--- EXERCISE REQUIREMENTS ---
Below are some records; each one is to be set down again exactly.

····················

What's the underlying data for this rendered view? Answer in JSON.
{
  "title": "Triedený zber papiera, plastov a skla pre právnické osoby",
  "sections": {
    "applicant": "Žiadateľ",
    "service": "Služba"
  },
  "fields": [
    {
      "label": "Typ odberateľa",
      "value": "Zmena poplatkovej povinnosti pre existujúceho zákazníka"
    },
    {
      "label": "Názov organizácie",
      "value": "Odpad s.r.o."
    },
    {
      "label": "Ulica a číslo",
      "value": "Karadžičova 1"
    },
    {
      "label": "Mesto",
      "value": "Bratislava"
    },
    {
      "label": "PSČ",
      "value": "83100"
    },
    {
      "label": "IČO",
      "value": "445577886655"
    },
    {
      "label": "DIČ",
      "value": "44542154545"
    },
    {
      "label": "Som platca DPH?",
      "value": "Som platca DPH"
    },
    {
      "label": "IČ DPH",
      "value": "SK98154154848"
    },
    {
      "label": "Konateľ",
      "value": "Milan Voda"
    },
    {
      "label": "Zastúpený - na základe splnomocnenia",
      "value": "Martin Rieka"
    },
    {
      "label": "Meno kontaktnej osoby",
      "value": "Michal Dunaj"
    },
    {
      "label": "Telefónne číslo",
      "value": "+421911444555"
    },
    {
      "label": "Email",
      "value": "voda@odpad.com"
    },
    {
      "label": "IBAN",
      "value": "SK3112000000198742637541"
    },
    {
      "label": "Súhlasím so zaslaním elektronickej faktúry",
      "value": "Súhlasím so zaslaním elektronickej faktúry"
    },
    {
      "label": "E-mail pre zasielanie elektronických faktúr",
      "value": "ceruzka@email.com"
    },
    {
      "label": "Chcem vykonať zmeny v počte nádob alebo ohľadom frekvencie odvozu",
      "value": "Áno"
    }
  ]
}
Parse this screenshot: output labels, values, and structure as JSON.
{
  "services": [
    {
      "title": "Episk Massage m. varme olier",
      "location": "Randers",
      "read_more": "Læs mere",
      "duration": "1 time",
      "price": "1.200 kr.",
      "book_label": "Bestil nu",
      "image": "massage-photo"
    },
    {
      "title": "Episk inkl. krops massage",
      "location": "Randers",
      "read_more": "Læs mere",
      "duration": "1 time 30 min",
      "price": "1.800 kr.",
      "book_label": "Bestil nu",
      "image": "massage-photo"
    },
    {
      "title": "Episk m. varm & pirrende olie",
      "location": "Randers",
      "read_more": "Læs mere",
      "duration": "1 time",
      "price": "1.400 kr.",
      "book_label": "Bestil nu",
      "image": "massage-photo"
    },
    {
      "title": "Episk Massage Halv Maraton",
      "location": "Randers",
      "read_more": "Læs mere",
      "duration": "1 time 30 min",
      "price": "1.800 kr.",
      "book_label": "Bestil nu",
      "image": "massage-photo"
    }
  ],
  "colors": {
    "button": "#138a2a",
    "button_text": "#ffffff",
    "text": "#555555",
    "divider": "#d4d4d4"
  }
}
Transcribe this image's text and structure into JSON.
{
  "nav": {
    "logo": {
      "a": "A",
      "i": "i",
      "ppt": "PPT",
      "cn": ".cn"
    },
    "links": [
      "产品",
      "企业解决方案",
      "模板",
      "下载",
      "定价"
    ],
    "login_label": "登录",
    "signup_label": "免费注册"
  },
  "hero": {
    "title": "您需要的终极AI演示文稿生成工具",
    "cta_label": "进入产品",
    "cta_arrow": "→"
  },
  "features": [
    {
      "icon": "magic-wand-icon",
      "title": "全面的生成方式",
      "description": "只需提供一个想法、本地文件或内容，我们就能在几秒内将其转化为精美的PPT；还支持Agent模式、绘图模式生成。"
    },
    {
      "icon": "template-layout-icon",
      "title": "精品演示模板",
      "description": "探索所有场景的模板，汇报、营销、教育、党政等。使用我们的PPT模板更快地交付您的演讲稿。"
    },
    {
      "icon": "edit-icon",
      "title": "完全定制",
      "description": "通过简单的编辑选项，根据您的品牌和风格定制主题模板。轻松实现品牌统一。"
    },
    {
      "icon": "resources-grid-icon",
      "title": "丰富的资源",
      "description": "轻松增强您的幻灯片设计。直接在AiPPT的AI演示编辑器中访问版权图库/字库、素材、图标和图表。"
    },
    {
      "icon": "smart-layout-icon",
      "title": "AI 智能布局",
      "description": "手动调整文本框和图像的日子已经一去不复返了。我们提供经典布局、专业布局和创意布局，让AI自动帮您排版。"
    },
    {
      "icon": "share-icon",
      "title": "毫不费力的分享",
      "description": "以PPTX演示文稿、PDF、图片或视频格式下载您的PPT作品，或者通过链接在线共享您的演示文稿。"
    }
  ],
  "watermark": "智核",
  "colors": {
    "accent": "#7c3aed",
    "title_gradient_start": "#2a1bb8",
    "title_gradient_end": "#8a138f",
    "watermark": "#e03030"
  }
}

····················

--- OUTPUT OF THE EXERCISE ---
What's the underlying data for this rendered view? Answer in JSON.
{
  "title": "Triedený zber papiera, plastov a skla pre právnické osoby",
  "sections": {
    "applicant": "Žiadateľ",
    "service": "Služba"
  },
  "fields": [
    {
      "label": "Typ odberateľa",
      "value": "Zmena poplatkovej povinnosti pre existujúceho zákazníka"
    },
    {
      "label": "Názov organizácie",
      "value": "Odpad s.r.o."
    },
    {
      "label": "Ulica a číslo",
      "value": "Karadžičova 1"
    },
    {
      "label": "Mesto",
      "value": "Bratislava"
    },
    {
      "label": "PSČ",
      "value": "83100"
    },
    {
      "label": "IČO",
      "value": "445577886655"
    },
    {
      "label": "DIČ",
      "value": "44542154545"
    },
    {
      "label": "Som platca DPH?",
      "value": "Som platca DPH"
    },
    {
      "label": "IČ DPH",
      "value": "SK98154154848"
    },
    {
      "label": "Konateľ",
      "value": "Milan Voda"
    },
    {
      "label": "Zastúpený - na základe splnomocnenia",
      "value": "Martin Rieka"
    },
    {
      "label": "Meno kontaktnej osoby",
      "value": "Michal Dunaj"
    },
    {
      "label": "Telefónne číslo",
      "value": "+421911444555"
    },
    {
      "label": "Email",
      "value": "voda@odpad.com"
    },
    {
      "label": "IBAN",
      "value": "SK3112000000198742637541"
    },
    {
      "label": "Súhlasím so zaslaním elektronickej faktúry",
      "value": "Súhlasím so zaslaním elektronickej faktúry"
    },
    {
      "label": "E-mail pre zasielanie elektronických faktúr",
      "value": "ceruzka@email.com"
    },
    {
      "label": "Chcem vykonať zmeny v počte nádob alebo ohľadom frekvencie odvozu",
      "value": "Áno"
    }
  ]
}
Parse this screenshot: output labels, values, and structure as JSON.
{
  "services": [
    {
      "title": "Episk Massage m. varme olier",
      "location": "Randers",
      "read_more": "Læs mere",
      "duration": "1 time",
      "price": "1.200 kr.",
      "book_label": "Bestil nu",
      "image": "massage-photo"
    },
    {
      "title": "Episk inkl. krops massage",
      "location": "Randers",
      "read_more": "Læs mere",
      "duration": "1 time 30 min",
      "price": "1.800 kr.",
      "book_label": "Bestil nu",
      "image": "massage-photo"
    },
    {
      "title": "Episk m. varm & pirrende olie",
      "location": "Randers",
      "read_more": "Læs mere",
      "duration": "1 time",
      "price": "1.400 kr.",
      "book_label": "Bestil nu",
      "image": "massage-photo"
    },
    {
      "title": "Episk Massage Halv Maraton",
      "location": "Randers",
      "read_more": "Læs mere",
      "duration": "1 time 30 min",
      "price": "1.800 kr.",
      "book_label": "Bestil nu",
      "image": "massage-photo"
    }
  ],
  "colors": {
    "button": "#138a2a",
    "button_text": "#ffffff",
    "text": "#555555",
    "divider": "#d4d4d4"
  }
}
Transcribe this image's text and structure into JSON.
{
  "nav": {
    "logo": {
      "a": "A",
      "i": "i",
      "ppt": "PPT",
      "cn": ".cn"
    },
    "links": [
      "产品",
      "企业解决方案",
      "模板",
      "下载",
      "定价"
    ],
    "login_label": "登录",
    "signup_label": "免费注册"
  },
  "hero": {
    "title": "您需要的终极AI演示文稿生成工具",
    "cta_label": "进入产品",
    "cta_arrow": "→"
  },
  "features": [
    {
      "icon": "magic-wand-icon",
      "title": "全面的生成方式",
      "description": "只需提供一个想法、本地文件或内容，我们就能在几秒内将其转化为精美的PPT；还支持Agent模式、绘图模式生成。"
    },
    {
      "icon": "template-layout-icon",
      "title": "精品演示模板",
      "description": "探索所有场景的模板，汇报、营销、教育、党政等。使用我们的PPT模板更快地交付您的演讲稿。"
    },
    {
      "icon": "edit-icon",
      "title": "完全定制",
      "description": "通过简单的编辑选项，根据您的品牌和风格定制主题模板。轻松实现品牌统一。"
    },
    {
      "icon": "resources-grid-icon",
      "title": "丰富的资源",
      "description": "轻松增强您的幻灯片设计。直接在AiPPT的AI演示编辑器中访问版权图库/字库、素材、图标和图表。"
    },
    {
      "icon": "smart-layout-icon",
      "title": "AI 智能布局",
      "description": "手动调整文本框和图像的日子已经一去不复返了。我们提供经典布局、专业布局和创意布局，让AI自动帮您排版。"
    },
    {
      "icon": "share-icon",
      "title": "毫不费力的分享",
      "description": "以PPTX演示文稿、PDF、图片或视频格式下载您的PPT作品，或者通过链接在线共享您的演示文稿。"
    }
  ],
  "watermark": "智核",
  "colors": {
    "accent": "#7c3aed",
    "title_gradient_start": "#2a1bb8",
    "title_gradient_end": "#8a138f",
    "watermark": "#e03030"
  }
}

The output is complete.